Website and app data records
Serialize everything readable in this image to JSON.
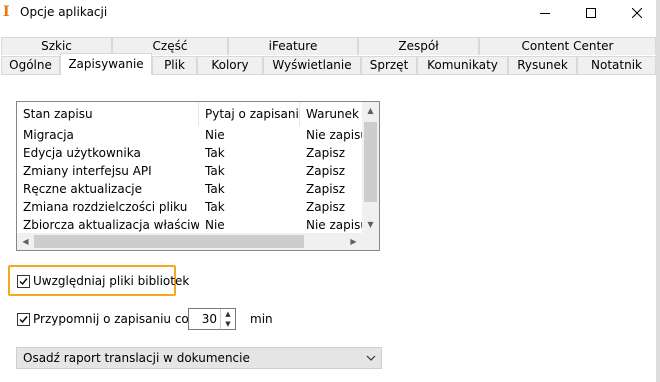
{
  "window": {
    "title": "Opcje aplikacji",
    "app_icon": "I",
    "minimize_icon": "minimize-icon",
    "maximize_icon": "maximize-icon",
    "close_icon": "close-icon"
  },
  "tabs": {
    "row1": [
      "Szkic",
      "Część",
      "iFeature",
      "Zespół",
      "Content Center"
    ],
    "row2": [
      "Ogólne",
      "Zapisywanie",
      "Plik",
      "Kolory",
      "Wyświetlanie",
      "Sprzęt",
      "Komunikaty",
      "Rysunek",
      "Notatnik"
    ],
    "active": "Zapisywanie"
  },
  "list": {
    "columns": [
      "Stan zapisu",
      "Pytaj o zapisanie",
      "Warunek z"
    ],
    "rows": [
      [
        "Migracja",
        "Nie",
        "Nie zapisuj"
      ],
      [
        "Edycja użytkownika",
        "Tak",
        "Zapisz"
      ],
      [
        "Zmiany interfejsu API",
        "Tak",
        "Zapisz"
      ],
      [
        "Ręczne aktualizacje",
        "Tak",
        "Zapisz"
      ],
      [
        "Zmiana rozdzielczości pliku",
        "Tak",
        "Zapisz"
      ],
      [
        "Zbiorcza aktualizacja właściwości",
        "Nie",
        "Nie zapisuj"
      ]
    ]
  },
  "options": {
    "include_libraries_label": "Uwzględniaj pliki bibliotek",
    "include_libraries_checked": true,
    "remind_label": "Przypomnij o zapisaniu co:",
    "remind_checked": true,
    "remind_value": "30",
    "remind_unit": "min"
  },
  "combo": {
    "selected": "Osadź raport translacji w dokumencie"
  },
  "colors": {
    "highlight": "#f5a623",
    "accent_icon": "#e8790a"
  }
}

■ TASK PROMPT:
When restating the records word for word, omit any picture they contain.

■ TASK ANSWER:
Serialize everything readable in this image to JSON.
{
  "window": {
    "title": "Opcje aplikacji",
    "app_icon": "I",
    "minimize_icon": "minimize-icon",
    "maximize_icon": "maximize-icon",
    "close_icon": "close-icon"
  },
  "tabs": {
    "row1": [
      "Szkic",
      "Część",
      "iFeature",
      "Zespół",
      "Content Center"
    ],
    "row2": [
      "Ogólne",
      "Zapisywanie",
      "Plik",
      "Kolory",
      "Wyświetlanie",
      "Sprzęt",
      "Komunikaty",
      "Rysunek",
      "Notatnik"
    ],
    "active": "Zapisywanie"
  },
  "list": {
    "columns": [
      "Stan zapisu",
      "Pytaj o zapisanie",
      "Warunek z"
    ],
    "rows": [
      [
        "Migracja",
        "Nie",
        "Nie zapisuj"
      ],
      [
        "Edycja użytkownika",
        "Tak",
        "Zapisz"
      ],
      [
        "Zmiany interfejsu API",
        "Tak",
        "Zapisz"
      ],
      [
        "Ręczne aktualizacje",
        "Tak",
        "Zapisz"
      ],
      [
        "Zmiana rozdzielczości pliku",
        "Tak",
        "Zapisz"
      ],
      [
        "Zbiorcza aktualizacja właściwości",
        "Nie",
        "Nie zapisuj"
      ]
    ]
  },
  "options": {
    "include_libraries_label": "Uwzględniaj pliki bibliotek",
    "include_libraries_checked": true,
    "remind_label": "Przypomnij o zapisaniu co:",
    "remind_checked": true,
    "remind_value": "30",
    "remind_unit": "min"
  },
  "combo": {
    "selected": "Osadź raport translacji w dokumencie"
  },
  "colors": {
    "highlight": "#f5a623",
    "accent_icon": "#e8790a"
  }
}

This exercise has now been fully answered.